Richon V.M.,Epizyme |
Johnston D.,Epizyme |
Sneeringer C.J.,Epizyme |
Jin L.,Epizyme |
And 5 more authors.
Chemical Biology and Drug Design | Year: 2011
A survey of the human genome was performed to understand the constituency of protein methyltransferases (both protein arginine and lysine methyltransferases) and the relatedness of their catalytic domains. We identified 51 protein lysine methyltransferase proteins based on similarity to the canonical Drosophila Su(var)3-9, enhancer of zeste (E(z)), and trithorax (trx) domain. Disruptor of telomeric silencing-1-like, a known protein lysine methyltransferase, did not fit within the protein lysine methyltransferase family, but did group with the protein arginine methyltransferases, along with 44 other proteins, including the METTL and NOP2/Sun domain family proteins. We show that a representative METTL, METTL11A, demonstrates catalytic activity as a histone methyltransferase. We also solved the co-crystal structures of disruptor of telomeric silencing-1-like with S-adenosylmethionine and S-adenosylhomocysteine bound in its active site. The conformation of both ligands is virtually identical to that found in known protein arginine methyltransferases, METTL and NOP2/Sun domain family proteins and is distinct from that seen in the Drosophila Su(var)3-9, enhancer of zeste (E(z)), and trithorax (trx) domain protein lysine methyltransferases. We have developed biochemical assays for 11 members of the protein methyltransferase target class and have profiled the affinity of three ligands for these enzymes: the common methyl-donating substrate S-adenosylmethionine; the common reaction product S-adenosylhomocysteine; and the natural product sinefungin. The affinity of each of these ligands is mapped onto the family trees of the protein lysine methyltransferases and protein arginine methyltransferases to reveal patterns of ligand recognition by these enzymes. Ligand affinity map for the S-adenosylmethionine (SAM) utilization by human protein methyltransferases. The value of SAM K M is inversely proportional to the diameter of the red spheres associated with each enzyme. © 2011 John Wiley & Sons A/S.

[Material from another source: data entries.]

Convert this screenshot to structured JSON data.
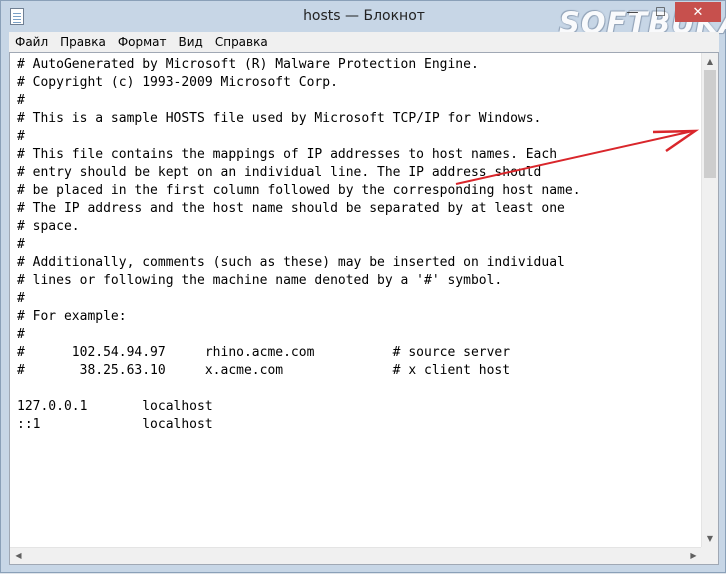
{
  "window": {
    "title": "hosts — Блокнот",
    "watermark": "SOFTBUKA",
    "buttons": {
      "minimize": "—",
      "maximize": "☐",
      "close": "✕"
    }
  },
  "menu": [
    "Файл",
    "Правка",
    "Формат",
    "Вид",
    "Справка"
  ],
  "editor": {
    "content": "# AutoGenerated by Microsoft (R) Malware Protection Engine.\n# Copyright (c) 1993-2009 Microsoft Corp.\n#\n# This is a sample HOSTS file used by Microsoft TCP/IP for Windows.\n#\n# This file contains the mappings of IP addresses to host names. Each\n# entry should be kept on an individual line. The IP address should\n# be placed in the first column followed by the corresponding host name.\n# The IP address and the host name should be separated by at least one\n# space.\n#\n# Additionally, comments (such as these) may be inserted on individual\n# lines or following the machine name denoted by a '#' symbol.\n#\n# For example:\n#\n#      102.54.94.97     rhino.acme.com          # source server\n#       38.25.63.10     x.acme.com              # x client host\n\n127.0.0.1       localhost\n::1             localhost"
  },
  "colors": {
    "title_bar": "#c7d6e6",
    "close_button": "#c7504d",
    "annotation_arrow": "#d9262b"
  },
  "icons": {
    "app": "notepad-icon",
    "scroll_up": "▲",
    "scroll_down": "▼",
    "scroll_left": "◀",
    "scroll_right": "▶"
  }
}
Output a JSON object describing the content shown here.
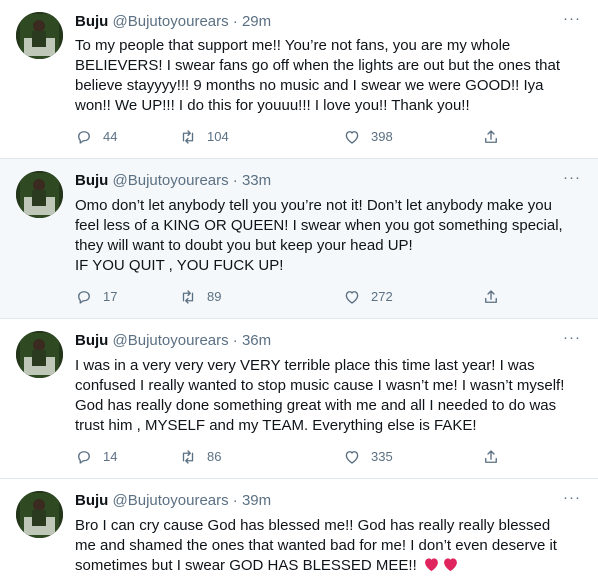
{
  "tweets": [
    {
      "name": "Buju",
      "handle": "@Bujutoyourears",
      "separator": "·",
      "time": "29m",
      "lines": [
        "To my people that support me!! You’re not fans, you are my whole",
        "BELIEVERS! I swear fans go off when the lights are out but the ones that",
        "believe stayyyy!!! 9 months no music and I swear we were GOOD!! Iya",
        "won!! We UP!!! I do this for youuu!!! I love you!! Thank you!!"
      ],
      "replies": "44",
      "retweets": "104",
      "likes": "398"
    },
    {
      "name": "Buju",
      "handle": "@Bujutoyourears",
      "separator": "·",
      "time": "33m",
      "lines": [
        "Omo don’t let anybody tell you you’re not it! Don’t let anybody make you",
        "feel less of a KING OR QUEEN! I swear when you got something special,",
        "they will want to doubt you but keep your head UP!",
        "IF YOU QUIT , YOU FUCK UP!"
      ],
      "replies": "17",
      "retweets": "89",
      "likes": "272"
    },
    {
      "name": "Buju",
      "handle": "@Bujutoyourears",
      "separator": "·",
      "time": "36m",
      "lines": [
        "I was in a very very very VERY terrible place this time last year! I was",
        "confused I really wanted to stop music cause I wasn’t me! I wasn’t myself!",
        "God has really done something great with me and all I needed to do was",
        "trust him , MYSELF and my TEAM. Everything else is FAKE!"
      ],
      "replies": "14",
      "retweets": "86",
      "likes": "335"
    },
    {
      "name": "Buju",
      "handle": "@Bujutoyourears",
      "separator": "·",
      "time": "39m",
      "lines": [
        "Bro I can cry cause God has blessed me!! God has really really blessed",
        "me and shamed the ones that wanted bad for me! I don’t even deserve it",
        "sometimes but I swear GOD HAS BLESSED MEE!!"
      ]
    }
  ],
  "icons": {
    "more": "more-icon",
    "reply": "reply-icon",
    "retweet": "retweet-icon",
    "like": "like-icon",
    "share": "share-icon",
    "emoji": "red-heart-emoji"
  },
  "colors": {
    "text": "#0f1419",
    "secondary": "#5b7083",
    "border": "#e1e8ed",
    "highlight_bg": "#f5f8fa",
    "heart": "#e0245e"
  }
}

Selventa and Genstruct Inc. | Date: 2007-12-11
Computer software for use in database management, data mining and data analysis for use in the fields of informatics, bioinformatics, drug discovery, and drug development.